## Page and application data records

##########

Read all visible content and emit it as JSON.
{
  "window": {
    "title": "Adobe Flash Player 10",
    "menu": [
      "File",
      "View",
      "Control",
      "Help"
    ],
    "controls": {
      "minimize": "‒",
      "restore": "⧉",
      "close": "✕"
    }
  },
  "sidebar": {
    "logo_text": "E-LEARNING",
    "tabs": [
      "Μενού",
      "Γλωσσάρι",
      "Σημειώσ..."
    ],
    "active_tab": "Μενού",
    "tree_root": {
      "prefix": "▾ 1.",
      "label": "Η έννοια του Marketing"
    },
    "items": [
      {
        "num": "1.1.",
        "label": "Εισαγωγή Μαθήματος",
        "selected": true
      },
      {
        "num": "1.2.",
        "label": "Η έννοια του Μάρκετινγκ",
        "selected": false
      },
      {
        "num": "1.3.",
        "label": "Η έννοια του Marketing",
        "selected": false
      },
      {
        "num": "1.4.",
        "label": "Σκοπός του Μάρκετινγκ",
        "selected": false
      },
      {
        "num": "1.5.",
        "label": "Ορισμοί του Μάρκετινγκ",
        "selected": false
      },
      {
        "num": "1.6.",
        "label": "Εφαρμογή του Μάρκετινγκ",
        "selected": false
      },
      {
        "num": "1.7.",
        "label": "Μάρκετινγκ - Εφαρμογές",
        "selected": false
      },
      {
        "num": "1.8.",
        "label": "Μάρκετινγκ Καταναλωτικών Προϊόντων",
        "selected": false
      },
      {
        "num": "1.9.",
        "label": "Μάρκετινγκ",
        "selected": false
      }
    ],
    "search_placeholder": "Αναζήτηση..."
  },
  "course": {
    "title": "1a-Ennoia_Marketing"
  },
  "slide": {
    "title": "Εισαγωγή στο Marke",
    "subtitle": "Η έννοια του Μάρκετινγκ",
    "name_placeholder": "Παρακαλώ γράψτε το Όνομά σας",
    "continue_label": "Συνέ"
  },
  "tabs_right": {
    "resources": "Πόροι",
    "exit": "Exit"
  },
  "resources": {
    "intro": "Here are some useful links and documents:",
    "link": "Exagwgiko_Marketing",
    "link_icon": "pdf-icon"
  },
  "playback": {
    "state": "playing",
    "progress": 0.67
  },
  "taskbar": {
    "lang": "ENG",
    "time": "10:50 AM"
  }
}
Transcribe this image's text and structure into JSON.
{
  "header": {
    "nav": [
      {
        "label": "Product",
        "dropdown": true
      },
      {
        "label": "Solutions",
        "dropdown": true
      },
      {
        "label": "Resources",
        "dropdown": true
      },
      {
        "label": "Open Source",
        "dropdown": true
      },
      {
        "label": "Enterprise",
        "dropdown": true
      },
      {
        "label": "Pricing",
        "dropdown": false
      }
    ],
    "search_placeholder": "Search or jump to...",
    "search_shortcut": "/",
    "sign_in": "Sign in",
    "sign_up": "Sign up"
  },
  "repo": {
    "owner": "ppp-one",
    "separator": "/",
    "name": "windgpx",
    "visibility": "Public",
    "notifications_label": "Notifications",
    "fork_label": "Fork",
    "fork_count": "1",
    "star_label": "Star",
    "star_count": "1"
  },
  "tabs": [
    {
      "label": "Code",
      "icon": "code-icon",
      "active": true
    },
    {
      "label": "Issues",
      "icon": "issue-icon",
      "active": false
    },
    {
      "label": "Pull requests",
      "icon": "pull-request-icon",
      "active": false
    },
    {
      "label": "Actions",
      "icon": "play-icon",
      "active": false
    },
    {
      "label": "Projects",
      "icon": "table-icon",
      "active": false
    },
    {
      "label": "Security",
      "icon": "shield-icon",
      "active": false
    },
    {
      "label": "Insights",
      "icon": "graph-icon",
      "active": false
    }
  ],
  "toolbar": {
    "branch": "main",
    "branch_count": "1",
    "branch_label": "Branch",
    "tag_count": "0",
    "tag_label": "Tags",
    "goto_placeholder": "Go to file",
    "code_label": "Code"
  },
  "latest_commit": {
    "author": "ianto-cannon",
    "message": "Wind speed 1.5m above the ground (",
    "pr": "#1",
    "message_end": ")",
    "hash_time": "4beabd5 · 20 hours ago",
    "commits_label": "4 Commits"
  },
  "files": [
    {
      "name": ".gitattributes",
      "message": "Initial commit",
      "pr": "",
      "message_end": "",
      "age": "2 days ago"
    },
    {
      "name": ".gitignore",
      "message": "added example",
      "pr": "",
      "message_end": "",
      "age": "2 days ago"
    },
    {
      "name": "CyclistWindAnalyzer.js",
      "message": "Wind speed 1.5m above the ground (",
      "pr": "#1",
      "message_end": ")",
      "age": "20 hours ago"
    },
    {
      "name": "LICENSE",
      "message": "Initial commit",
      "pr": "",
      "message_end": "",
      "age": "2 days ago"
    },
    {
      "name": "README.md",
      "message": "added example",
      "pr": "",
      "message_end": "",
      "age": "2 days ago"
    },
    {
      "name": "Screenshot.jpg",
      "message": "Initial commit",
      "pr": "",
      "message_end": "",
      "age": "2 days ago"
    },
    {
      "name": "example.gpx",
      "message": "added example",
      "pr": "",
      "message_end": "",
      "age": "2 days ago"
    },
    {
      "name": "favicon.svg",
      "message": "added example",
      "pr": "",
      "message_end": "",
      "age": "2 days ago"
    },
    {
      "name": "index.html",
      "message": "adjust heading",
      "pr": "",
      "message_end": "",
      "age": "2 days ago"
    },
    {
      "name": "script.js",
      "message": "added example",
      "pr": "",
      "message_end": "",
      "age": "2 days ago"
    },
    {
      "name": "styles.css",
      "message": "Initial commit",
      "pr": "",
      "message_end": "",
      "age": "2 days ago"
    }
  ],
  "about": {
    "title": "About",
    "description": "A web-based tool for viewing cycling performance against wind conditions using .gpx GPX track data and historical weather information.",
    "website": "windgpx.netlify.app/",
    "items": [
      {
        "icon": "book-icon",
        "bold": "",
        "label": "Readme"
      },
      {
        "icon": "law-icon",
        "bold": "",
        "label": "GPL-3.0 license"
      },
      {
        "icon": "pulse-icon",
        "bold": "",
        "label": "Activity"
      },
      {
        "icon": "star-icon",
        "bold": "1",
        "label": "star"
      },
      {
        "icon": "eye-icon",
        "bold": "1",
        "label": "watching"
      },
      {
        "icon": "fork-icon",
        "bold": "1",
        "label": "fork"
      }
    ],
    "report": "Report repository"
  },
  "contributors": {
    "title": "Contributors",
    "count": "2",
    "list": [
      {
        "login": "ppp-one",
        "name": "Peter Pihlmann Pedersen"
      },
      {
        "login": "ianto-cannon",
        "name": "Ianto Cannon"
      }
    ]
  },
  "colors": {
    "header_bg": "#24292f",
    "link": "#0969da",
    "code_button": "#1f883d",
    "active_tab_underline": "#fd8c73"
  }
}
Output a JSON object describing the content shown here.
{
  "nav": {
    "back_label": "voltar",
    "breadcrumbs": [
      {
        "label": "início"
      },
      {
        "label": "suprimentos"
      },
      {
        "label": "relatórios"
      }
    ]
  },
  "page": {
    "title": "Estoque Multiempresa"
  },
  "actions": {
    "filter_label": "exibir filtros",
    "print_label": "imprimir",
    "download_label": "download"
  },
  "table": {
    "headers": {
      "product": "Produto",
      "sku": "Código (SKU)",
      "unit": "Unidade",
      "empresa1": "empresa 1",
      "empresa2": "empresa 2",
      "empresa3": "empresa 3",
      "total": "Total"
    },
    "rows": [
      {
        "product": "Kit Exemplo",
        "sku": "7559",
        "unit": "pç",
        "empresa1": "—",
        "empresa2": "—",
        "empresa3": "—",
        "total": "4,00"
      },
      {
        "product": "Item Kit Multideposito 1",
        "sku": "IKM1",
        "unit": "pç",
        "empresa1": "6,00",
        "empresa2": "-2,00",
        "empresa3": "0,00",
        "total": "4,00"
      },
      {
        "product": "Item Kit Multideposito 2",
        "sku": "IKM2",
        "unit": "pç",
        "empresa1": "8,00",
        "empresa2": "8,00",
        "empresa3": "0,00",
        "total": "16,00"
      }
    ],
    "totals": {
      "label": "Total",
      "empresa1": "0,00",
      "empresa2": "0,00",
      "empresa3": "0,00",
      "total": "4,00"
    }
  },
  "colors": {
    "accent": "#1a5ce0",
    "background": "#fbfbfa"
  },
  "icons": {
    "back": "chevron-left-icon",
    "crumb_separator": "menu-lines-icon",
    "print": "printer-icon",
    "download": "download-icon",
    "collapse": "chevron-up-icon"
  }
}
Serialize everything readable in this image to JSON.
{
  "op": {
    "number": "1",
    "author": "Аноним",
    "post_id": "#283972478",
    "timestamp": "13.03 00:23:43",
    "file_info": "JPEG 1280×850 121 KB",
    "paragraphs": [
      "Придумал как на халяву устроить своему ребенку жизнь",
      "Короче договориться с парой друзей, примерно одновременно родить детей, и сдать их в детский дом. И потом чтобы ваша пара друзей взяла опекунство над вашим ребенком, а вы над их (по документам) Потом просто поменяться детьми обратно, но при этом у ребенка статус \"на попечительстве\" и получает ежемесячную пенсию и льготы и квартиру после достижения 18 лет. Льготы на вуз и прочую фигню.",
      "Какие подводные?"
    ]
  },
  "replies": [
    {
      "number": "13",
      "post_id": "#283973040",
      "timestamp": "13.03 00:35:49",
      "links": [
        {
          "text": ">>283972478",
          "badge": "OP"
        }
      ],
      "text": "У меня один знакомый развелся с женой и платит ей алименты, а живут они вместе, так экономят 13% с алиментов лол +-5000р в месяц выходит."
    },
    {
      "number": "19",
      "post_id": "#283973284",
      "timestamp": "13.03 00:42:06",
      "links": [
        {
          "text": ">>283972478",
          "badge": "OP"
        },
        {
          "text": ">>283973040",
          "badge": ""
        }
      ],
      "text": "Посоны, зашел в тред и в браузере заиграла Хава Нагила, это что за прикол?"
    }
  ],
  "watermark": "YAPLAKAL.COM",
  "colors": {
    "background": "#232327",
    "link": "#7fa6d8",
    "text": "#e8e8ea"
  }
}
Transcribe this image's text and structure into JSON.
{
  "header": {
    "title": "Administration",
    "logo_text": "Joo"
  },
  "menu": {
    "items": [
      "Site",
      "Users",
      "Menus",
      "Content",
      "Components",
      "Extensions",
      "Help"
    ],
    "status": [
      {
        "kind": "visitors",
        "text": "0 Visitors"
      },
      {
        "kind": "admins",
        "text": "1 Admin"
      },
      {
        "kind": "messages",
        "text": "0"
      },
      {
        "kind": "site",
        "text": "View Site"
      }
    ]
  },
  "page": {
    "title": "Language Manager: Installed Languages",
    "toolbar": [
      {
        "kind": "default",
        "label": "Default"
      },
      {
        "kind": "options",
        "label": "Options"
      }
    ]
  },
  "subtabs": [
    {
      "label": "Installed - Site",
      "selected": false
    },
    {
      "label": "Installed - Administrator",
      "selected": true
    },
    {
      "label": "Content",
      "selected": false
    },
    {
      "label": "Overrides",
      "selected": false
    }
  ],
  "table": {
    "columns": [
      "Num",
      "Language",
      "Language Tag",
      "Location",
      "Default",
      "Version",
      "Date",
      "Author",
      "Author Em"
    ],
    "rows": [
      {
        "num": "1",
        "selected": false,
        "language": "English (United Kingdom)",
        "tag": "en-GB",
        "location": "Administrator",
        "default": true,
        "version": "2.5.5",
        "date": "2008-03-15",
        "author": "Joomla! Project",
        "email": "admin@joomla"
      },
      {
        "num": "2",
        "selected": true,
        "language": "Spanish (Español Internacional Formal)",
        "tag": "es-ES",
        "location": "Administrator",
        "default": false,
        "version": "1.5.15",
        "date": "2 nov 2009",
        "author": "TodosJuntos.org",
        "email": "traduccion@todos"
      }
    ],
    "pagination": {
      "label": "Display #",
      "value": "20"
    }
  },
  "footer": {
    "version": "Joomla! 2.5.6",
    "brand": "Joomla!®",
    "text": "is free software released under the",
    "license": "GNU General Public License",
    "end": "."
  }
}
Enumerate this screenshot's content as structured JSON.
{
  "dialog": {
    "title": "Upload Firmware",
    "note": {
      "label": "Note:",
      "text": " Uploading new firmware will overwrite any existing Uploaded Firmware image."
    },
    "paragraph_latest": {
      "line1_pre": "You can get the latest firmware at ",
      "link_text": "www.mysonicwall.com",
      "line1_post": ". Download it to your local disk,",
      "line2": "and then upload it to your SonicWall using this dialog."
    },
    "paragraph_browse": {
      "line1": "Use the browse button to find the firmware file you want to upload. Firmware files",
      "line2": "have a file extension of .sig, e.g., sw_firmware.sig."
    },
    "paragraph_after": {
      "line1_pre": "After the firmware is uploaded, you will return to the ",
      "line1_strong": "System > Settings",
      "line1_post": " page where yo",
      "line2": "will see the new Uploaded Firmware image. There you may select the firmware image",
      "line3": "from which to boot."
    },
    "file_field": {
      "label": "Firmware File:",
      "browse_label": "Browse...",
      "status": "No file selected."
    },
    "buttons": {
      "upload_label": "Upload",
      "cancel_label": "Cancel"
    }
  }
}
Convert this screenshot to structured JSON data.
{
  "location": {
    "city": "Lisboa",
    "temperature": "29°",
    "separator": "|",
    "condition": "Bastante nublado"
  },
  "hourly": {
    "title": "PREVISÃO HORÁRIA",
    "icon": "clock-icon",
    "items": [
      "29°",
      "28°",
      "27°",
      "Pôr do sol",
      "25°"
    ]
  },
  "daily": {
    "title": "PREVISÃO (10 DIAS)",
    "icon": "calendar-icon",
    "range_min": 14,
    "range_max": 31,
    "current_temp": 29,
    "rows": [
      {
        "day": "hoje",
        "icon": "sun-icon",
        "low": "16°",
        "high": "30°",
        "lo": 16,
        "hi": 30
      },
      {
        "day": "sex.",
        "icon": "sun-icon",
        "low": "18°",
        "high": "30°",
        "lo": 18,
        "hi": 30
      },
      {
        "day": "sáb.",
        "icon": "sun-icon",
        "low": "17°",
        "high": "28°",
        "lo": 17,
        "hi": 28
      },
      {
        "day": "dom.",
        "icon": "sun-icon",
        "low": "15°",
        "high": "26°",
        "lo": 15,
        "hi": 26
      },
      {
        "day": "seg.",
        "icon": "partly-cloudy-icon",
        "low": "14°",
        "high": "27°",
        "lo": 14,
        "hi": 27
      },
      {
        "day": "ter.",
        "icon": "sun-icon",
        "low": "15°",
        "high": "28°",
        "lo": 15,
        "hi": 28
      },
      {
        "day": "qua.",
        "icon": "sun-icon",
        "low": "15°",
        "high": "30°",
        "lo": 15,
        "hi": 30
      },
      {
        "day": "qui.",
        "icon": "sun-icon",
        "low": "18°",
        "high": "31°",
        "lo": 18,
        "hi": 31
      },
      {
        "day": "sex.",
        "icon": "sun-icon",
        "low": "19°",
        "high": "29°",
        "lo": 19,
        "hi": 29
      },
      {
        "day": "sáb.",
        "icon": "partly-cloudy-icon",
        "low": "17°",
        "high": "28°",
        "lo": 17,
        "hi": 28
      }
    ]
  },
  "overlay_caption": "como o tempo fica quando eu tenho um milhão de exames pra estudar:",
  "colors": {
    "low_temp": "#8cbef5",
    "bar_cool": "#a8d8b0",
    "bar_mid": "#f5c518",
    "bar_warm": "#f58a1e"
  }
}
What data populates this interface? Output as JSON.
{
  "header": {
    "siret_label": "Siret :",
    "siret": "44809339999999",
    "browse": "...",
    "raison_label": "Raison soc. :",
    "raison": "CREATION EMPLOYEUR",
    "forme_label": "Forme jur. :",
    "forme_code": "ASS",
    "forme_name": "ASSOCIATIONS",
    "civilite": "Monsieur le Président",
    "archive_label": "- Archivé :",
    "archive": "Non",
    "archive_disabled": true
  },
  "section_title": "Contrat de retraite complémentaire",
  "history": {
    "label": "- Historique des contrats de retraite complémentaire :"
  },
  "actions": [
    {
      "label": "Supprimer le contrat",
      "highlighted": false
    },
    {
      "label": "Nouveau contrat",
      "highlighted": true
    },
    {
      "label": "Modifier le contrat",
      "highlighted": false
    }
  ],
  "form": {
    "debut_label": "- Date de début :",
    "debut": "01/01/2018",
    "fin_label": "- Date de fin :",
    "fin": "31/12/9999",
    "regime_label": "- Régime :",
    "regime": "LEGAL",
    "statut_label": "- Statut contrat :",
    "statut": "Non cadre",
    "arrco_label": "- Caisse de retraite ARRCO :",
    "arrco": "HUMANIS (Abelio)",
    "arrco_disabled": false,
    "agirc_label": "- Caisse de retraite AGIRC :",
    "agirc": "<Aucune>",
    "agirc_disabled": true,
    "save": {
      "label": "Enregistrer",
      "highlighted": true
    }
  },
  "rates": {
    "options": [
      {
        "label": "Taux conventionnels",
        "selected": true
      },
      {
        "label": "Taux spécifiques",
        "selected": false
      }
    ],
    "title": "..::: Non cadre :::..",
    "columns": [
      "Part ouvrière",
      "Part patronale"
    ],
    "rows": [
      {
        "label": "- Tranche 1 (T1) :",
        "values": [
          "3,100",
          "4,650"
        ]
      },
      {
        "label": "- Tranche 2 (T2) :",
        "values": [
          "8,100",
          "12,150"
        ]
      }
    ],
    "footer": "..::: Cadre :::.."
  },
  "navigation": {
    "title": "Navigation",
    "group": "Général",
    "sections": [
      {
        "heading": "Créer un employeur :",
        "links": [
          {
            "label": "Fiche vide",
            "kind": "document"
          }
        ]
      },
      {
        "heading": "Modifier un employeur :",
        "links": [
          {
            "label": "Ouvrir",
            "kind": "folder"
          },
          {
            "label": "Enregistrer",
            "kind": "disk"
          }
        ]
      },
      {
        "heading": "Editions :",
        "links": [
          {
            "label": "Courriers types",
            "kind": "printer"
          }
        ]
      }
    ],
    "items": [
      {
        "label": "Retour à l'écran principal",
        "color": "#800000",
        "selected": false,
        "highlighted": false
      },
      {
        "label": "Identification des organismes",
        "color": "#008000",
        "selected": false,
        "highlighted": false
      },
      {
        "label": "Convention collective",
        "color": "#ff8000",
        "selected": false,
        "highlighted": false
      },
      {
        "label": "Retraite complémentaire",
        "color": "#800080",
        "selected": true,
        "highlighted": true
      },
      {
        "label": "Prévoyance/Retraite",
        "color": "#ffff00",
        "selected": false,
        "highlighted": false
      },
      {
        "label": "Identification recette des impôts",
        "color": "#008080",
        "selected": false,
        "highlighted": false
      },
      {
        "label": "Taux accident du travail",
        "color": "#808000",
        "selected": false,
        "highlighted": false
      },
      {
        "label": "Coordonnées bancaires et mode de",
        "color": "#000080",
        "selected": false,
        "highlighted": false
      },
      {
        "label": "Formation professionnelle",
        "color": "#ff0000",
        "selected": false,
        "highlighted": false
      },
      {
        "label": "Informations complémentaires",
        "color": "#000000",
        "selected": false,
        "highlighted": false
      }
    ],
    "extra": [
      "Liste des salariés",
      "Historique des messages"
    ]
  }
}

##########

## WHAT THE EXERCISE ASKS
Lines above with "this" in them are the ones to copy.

## SOLUTION BELOW
Transcribe this image's text and structure into JSON.
Serialize everything readable in this image to JSON.
Transcribe this image's text and structure into JSON.
Enumerate this screenshot's content as structured JSON.
      "line2": "and then upload it to your SonicWall using this dialog."
Convert this screenshot to structured JSON data.
What data populates this interface? Output as JSON.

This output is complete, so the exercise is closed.